• Aim of the exercise: Lines where the string "placeholder" appears are to be copied from the entries below.

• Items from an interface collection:
----
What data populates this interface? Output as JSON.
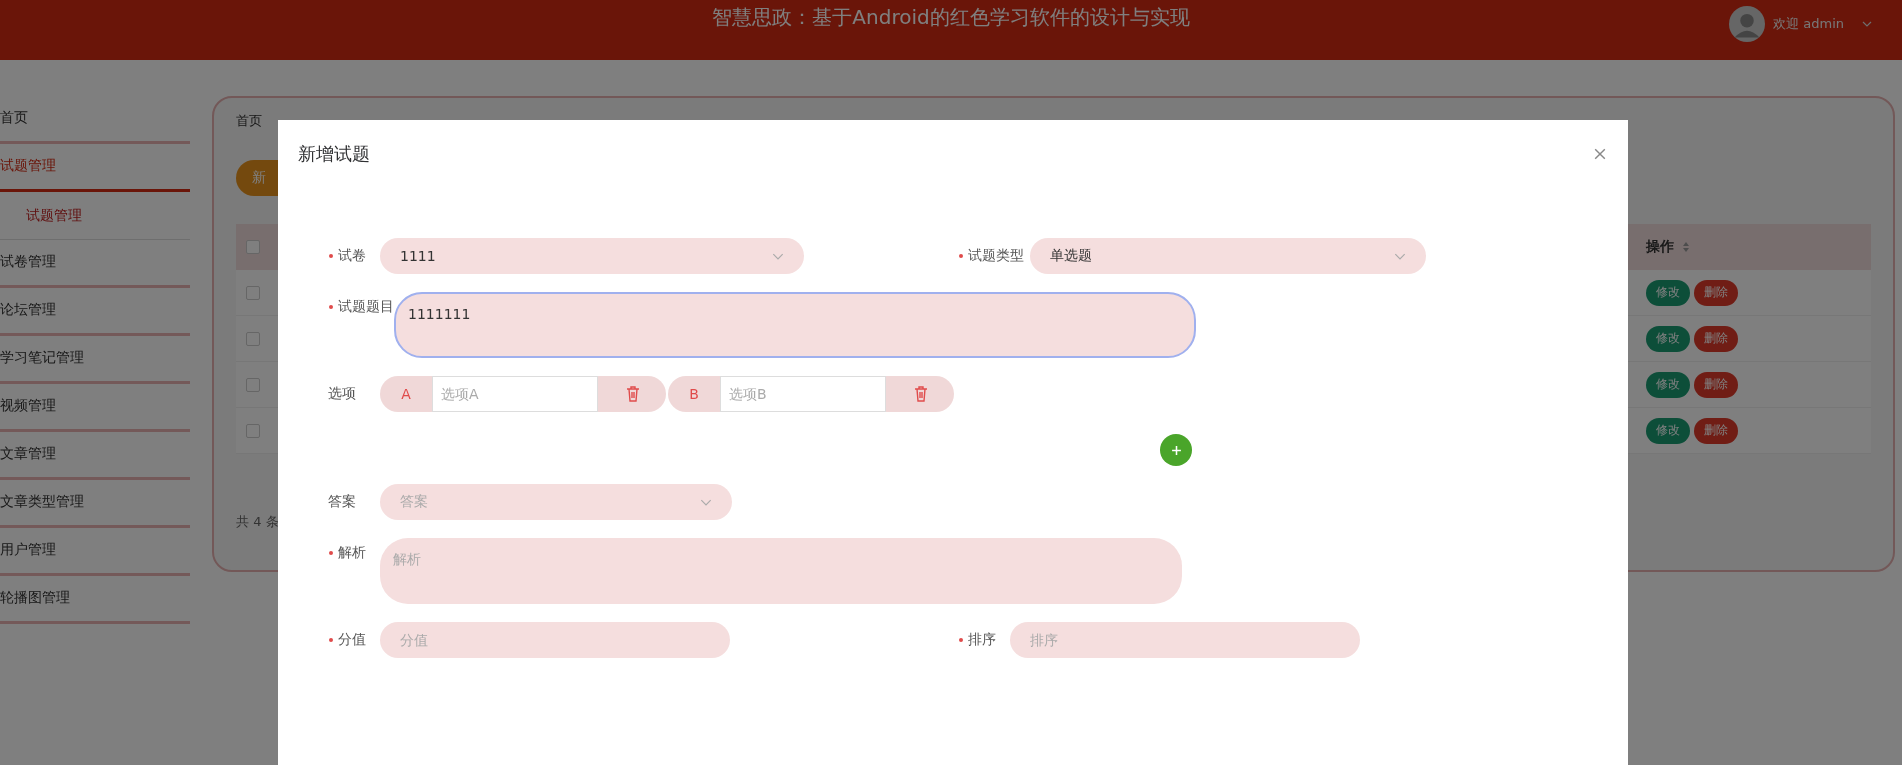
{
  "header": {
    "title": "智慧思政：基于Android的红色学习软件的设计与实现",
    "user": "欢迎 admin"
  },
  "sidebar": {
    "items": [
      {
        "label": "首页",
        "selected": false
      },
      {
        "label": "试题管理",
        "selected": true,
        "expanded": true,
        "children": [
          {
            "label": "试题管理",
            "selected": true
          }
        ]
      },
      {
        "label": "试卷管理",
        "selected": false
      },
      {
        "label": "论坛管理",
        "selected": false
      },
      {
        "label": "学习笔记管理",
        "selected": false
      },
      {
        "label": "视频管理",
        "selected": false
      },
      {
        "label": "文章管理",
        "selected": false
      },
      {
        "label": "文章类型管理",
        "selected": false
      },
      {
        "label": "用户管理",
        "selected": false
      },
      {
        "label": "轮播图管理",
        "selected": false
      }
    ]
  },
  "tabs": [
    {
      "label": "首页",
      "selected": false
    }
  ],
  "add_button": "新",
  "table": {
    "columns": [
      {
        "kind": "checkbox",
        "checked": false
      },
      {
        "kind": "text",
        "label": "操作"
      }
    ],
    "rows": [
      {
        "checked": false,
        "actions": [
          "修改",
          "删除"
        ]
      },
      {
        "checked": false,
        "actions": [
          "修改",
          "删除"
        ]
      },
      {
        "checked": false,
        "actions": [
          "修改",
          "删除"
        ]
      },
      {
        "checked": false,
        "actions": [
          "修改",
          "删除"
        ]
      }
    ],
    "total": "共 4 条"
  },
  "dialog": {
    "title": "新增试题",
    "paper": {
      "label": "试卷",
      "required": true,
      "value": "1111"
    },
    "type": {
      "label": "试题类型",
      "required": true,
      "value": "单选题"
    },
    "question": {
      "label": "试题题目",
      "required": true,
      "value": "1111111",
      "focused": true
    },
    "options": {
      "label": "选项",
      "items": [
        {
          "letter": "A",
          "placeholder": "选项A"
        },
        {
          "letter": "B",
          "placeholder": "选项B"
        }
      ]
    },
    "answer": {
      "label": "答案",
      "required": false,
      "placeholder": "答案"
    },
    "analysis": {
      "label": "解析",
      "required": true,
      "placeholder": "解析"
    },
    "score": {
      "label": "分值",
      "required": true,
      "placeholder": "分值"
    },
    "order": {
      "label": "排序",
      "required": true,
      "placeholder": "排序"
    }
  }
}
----
• Exercise solution:
          "placeholder": "选项A"
          "placeholder": "选项B"
      "placeholder": "答案"
      "placeholder": "解析"
      "placeholder": "分值"
      "placeholder": "排序"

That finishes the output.